The 12 song selection included a number of new releases like San Francisco, The Coast, a road trip rocker, Zom B Nation II, and Toilet, the latest comedy jingle-flavored, self-effacing, put-upon, everything-i-touch-turns-to-shit punk rock ‘n’ roll song off ST’s November 2012 released CD, Moonshine, on Felony records. This CD includes a number of serious themed songs like All A Riot (heartbreak/drama duet with Tawnie sans The Replacements), Washed Away (drug overdose, see Hillbilly Heroin – archives),and Unity, a 99% anthem, showing the guys have matured past typical punk rants to political social comment punk.

The remainder of the set had the boys doing songs with a more hedonistic (these are college grads, therefore not vulgar just libertine) motif that were prior releases though some are remastered and on Moonshine. These gems would include The Beer Pong Song, a reality TV show theme song waiting to happen and the song that used to make me blush at JJz shows, Daddy’s Little Girl,plus the high school locker room plea Bad Sex, a hilarious send-up to awkward teenage sex years.

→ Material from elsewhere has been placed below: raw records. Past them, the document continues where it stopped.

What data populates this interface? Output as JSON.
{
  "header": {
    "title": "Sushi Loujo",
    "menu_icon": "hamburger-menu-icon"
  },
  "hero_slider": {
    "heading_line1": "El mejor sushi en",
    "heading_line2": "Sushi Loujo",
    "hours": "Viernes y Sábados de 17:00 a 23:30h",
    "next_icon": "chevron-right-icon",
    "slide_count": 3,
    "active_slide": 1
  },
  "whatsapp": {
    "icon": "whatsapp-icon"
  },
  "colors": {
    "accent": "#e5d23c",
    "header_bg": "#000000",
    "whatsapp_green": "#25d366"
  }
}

Though the songs are familiar and available on CDs in their plugged-in amplified versions, to see/hear the band play these songs acoustic A cappella, each person strumming, picking, singing, up close and personal just inches above the floor, being amplified by the old JJz equipment first used by Johnny, original owner of Java Joz, added that old magic to a band that keeps kicking ass with new music that’s relevant and catchy. Watch Strike Twelve locally next at The Vault with Buck-O-Nine, Feb. 8, 2013.